[Saved data entries]
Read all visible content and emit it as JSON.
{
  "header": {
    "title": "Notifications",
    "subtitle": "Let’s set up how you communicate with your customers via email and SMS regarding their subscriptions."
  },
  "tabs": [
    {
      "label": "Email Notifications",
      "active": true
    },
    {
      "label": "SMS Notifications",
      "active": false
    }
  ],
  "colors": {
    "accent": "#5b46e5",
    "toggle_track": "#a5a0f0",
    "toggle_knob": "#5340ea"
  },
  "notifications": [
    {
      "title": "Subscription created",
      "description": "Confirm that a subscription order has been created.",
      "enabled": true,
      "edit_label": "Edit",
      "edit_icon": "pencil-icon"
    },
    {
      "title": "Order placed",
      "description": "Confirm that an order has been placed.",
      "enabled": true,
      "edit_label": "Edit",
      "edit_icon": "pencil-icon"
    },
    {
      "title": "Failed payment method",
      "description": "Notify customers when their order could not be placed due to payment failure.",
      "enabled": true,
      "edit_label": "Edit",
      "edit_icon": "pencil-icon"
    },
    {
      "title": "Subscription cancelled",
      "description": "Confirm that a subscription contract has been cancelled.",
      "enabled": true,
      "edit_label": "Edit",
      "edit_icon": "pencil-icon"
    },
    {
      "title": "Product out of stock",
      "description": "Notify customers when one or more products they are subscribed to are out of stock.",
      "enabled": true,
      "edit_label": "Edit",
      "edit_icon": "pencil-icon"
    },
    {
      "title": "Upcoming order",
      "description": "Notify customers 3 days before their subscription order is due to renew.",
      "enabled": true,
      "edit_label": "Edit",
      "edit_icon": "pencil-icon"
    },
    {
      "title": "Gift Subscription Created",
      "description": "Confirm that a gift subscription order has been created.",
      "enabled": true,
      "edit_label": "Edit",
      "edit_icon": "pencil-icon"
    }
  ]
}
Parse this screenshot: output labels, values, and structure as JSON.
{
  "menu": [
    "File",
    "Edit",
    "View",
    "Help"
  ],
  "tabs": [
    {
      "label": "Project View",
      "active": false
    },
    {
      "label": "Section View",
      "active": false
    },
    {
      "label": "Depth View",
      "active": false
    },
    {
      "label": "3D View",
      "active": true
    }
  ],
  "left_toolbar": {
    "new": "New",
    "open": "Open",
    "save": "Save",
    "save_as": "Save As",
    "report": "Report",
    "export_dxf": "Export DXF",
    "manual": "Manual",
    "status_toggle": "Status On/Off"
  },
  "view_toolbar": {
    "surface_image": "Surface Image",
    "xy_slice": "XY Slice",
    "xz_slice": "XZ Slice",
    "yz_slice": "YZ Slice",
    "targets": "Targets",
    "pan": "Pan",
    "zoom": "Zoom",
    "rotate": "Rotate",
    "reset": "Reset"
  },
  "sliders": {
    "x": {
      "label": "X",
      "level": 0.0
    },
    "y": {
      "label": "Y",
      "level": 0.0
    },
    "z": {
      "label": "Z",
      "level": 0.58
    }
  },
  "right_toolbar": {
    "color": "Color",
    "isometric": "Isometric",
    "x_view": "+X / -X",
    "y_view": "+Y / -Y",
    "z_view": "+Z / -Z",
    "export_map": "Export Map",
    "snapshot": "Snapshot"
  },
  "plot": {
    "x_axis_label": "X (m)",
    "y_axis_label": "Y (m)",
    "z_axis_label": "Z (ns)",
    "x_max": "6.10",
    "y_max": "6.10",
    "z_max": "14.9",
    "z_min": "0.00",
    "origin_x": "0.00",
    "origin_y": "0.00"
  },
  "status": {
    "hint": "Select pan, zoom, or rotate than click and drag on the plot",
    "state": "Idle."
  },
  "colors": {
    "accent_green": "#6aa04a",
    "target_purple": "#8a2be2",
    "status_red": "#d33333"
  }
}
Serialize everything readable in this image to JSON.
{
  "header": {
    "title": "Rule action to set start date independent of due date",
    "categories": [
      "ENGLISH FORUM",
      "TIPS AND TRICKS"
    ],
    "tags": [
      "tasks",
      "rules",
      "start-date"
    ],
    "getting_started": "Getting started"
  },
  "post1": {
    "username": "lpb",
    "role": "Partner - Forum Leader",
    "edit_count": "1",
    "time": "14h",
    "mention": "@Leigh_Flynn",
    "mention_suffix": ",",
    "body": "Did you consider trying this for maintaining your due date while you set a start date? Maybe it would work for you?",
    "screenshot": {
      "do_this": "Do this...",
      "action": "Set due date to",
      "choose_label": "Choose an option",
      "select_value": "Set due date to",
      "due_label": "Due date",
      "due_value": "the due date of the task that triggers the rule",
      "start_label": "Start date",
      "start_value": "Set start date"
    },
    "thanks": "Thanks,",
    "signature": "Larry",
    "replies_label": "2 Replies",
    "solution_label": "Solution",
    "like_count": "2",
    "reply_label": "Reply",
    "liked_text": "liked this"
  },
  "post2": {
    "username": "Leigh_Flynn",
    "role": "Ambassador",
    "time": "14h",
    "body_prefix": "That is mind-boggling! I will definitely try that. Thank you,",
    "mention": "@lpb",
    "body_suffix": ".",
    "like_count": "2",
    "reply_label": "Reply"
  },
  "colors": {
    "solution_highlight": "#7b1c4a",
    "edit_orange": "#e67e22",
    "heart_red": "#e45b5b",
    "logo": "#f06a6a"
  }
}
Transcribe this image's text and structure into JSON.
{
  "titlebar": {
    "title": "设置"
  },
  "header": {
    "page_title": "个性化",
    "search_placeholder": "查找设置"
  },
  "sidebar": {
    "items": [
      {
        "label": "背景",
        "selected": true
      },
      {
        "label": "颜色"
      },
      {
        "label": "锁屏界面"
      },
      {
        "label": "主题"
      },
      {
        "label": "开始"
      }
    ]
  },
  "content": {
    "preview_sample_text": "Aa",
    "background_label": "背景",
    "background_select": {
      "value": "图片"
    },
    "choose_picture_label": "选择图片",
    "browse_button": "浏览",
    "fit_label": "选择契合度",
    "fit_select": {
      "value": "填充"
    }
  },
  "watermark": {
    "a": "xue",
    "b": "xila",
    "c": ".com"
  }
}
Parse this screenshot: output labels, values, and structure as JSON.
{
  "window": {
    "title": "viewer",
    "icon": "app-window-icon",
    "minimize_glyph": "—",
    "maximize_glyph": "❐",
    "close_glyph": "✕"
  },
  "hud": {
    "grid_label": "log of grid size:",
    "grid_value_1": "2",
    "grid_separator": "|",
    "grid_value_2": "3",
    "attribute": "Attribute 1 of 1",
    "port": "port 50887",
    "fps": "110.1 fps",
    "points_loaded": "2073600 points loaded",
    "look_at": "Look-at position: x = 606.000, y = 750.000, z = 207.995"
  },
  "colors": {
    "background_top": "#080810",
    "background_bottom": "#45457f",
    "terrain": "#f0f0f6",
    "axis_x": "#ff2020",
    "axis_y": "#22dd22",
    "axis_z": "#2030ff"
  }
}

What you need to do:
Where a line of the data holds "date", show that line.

Response for this exercise:
    "title": "Rule action to set start date independent of due date",
      "start-date"
    "body": "Did you consider trying this for maintaining your due date while you set a start date? Maybe it would work for you?",
      "action": "Set due date to",
      "select_value": "Set due date to",
      "due_label": "Due date",
      "due_value": "the due date of the task that triggers the rule",
      "start_label": "Start date",
      "start_value": "Set start date"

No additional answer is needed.